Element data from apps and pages

☆ ☆ ☆ ☆

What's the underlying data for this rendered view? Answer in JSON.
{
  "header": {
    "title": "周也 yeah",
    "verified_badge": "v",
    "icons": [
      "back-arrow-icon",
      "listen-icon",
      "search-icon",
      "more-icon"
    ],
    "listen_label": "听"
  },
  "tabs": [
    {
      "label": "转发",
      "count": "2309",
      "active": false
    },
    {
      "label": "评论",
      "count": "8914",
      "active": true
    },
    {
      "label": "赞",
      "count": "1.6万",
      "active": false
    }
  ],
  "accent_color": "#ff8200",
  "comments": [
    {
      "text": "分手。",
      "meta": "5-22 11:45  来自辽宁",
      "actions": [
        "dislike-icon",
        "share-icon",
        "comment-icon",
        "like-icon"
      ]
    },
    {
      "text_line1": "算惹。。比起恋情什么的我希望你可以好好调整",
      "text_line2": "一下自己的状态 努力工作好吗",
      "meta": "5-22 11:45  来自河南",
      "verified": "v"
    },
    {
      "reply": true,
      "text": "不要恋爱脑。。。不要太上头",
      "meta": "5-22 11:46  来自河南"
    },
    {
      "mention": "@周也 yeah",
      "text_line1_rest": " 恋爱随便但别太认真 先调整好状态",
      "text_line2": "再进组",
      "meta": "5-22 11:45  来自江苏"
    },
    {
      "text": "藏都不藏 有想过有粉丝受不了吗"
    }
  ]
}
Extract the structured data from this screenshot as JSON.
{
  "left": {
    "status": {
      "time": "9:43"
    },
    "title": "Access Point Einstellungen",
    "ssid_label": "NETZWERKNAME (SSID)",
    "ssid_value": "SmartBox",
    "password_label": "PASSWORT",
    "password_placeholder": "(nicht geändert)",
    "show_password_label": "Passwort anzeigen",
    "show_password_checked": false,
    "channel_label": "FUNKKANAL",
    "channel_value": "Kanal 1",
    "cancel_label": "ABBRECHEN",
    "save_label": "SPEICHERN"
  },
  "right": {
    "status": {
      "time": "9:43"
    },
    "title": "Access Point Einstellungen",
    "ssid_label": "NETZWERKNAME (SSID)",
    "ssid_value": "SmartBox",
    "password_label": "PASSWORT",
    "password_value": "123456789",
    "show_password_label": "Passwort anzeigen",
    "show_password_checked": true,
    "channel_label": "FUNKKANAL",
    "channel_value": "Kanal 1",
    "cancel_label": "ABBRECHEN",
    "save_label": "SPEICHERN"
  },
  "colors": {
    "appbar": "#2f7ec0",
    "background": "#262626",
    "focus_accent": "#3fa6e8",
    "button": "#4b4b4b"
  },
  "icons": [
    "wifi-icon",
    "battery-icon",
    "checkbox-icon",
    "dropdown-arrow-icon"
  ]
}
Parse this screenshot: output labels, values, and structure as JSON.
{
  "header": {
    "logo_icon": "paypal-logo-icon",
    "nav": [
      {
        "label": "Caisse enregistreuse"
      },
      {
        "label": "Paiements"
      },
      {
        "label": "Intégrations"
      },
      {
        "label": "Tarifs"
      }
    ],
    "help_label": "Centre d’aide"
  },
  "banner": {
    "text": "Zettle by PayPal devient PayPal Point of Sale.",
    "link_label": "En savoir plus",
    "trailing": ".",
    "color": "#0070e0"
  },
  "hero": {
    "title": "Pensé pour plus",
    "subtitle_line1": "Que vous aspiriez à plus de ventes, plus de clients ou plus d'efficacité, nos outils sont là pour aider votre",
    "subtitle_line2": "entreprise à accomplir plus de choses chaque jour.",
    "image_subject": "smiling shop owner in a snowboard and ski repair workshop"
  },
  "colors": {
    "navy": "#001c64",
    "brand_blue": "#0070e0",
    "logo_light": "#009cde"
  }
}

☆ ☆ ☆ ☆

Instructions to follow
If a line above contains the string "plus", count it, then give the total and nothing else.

Solution for this task
4